+++ EXTRACTED MATERIAL

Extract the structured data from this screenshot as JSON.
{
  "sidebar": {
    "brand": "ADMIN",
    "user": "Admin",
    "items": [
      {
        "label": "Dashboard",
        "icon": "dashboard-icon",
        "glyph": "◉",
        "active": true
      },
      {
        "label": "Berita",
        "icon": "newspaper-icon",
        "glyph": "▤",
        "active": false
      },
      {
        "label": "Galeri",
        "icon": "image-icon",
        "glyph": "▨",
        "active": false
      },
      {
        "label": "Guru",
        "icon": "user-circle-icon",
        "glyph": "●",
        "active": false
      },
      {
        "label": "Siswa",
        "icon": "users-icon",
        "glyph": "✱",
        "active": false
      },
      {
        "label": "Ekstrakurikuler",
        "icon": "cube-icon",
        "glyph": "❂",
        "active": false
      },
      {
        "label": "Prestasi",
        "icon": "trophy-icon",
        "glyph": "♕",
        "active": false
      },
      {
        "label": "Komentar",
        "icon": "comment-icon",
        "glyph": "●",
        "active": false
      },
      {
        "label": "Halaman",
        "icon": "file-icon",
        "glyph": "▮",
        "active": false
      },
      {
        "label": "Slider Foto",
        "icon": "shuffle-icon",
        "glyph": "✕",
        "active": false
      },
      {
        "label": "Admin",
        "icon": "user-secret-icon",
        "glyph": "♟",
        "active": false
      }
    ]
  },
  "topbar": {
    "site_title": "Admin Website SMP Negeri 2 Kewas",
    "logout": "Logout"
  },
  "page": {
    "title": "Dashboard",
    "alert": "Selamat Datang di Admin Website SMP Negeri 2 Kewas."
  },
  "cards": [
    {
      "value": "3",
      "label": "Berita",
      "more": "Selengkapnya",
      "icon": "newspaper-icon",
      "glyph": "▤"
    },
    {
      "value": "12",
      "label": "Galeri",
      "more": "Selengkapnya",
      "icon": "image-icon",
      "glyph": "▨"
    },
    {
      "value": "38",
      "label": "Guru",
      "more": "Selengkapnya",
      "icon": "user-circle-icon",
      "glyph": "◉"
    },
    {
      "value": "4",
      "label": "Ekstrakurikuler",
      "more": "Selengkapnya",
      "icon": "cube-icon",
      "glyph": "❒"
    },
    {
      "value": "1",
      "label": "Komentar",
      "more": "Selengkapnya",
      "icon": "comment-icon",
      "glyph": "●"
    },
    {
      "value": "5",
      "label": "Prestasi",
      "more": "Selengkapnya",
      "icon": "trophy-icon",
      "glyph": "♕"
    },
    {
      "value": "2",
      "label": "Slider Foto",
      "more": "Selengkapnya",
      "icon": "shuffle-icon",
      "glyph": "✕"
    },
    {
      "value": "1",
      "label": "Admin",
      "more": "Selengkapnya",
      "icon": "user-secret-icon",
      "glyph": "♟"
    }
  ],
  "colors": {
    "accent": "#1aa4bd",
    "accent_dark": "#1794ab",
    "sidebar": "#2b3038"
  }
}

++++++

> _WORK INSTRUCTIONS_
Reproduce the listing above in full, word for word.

> _SOLUTION_
Extract the structured data from this screenshot as JSON.
{
  "sidebar": {
    "brand": "ADMIN",
    "user": "Admin",
    "items": [
      {
        "label": "Dashboard",
        "icon": "dashboard-icon",
        "glyph": "◉",
        "active": true
      },
      {
        "label": "Berita",
        "icon": "newspaper-icon",
        "glyph": "▤",
        "active": false
      },
      {
        "label": "Galeri",
        "icon": "image-icon",
        "glyph": "▨",
        "active": false
      },
      {
        "label": "Guru",
        "icon": "user-circle-icon",
        "glyph": "●",
        "active": false
      },
      {
        "label": "Siswa",
        "icon": "users-icon",
        "glyph": "✱",
        "active": false
      },
      {
        "label": "Ekstrakurikuler",
        "icon": "cube-icon",
        "glyph": "❂",
        "active": false
      },
      {
        "label": "Prestasi",
        "icon": "trophy-icon",
        "glyph": "♕",
        "active": false
      },
      {
        "label": "Komentar",
        "icon": "comment-icon",
        "glyph": "●",
        "active": false
      },
      {
        "label": "Halaman",
        "icon": "file-icon",
        "glyph": "▮",
        "active": false
      },
      {
        "label": "Slider Foto",
        "icon": "shuffle-icon",
        "glyph": "✕",
        "active": false
      },
      {
        "label": "Admin",
        "icon": "user-secret-icon",
        "glyph": "♟",
        "active": false
      }
    ]
  },
  "topbar": {
    "site_title": "Admin Website SMP Negeri 2 Kewas",
    "logout": "Logout"
  },
  "page": {
    "title": "Dashboard",
    "alert": "Selamat Datang di Admin Website SMP Negeri 2 Kewas."
  },
  "cards": [
    {
      "value": "3",
      "label": "Berita",
      "more": "Selengkapnya",
      "icon": "newspaper-icon",
      "glyph": "▤"
    },
    {
      "value": "12",
      "label": "Galeri",
      "more": "Selengkapnya",
      "icon": "image-icon",
      "glyph": "▨"
    },
    {
      "value": "38",
      "label": "Guru",
      "more": "Selengkapnya",
      "icon": "user-circle-icon",
      "glyph": "◉"
    },
    {
      "value": "4",
      "label": "Ekstrakurikuler",
      "more": "Selengkapnya",
      "icon": "cube-icon",
      "glyph": "❒"
    },
    {
      "value": "1",
      "label": "Komentar",
      "more": "Selengkapnya",
      "icon": "comment-icon",
      "glyph": "●"
    },
    {
      "value": "5",
      "label": "Prestasi",
      "more": "Selengkapnya",
      "icon": "trophy-icon",
      "glyph": "♕"
    },
    {
      "value": "2",
      "label": "Slider Foto",
      "more": "Selengkapnya",
      "icon": "shuffle-icon",
      "glyph": "✕"
    },
    {
      "value": "1",
      "label": "Admin",
      "more": "Selengkapnya",
      "icon": "user-secret-icon",
      "glyph": "♟"
    }
  ],
  "colors": {
    "accent": "#1aa4bd",
    "accent_dark": "#1794ab",
    "sidebar": "#2b3038"
  }
}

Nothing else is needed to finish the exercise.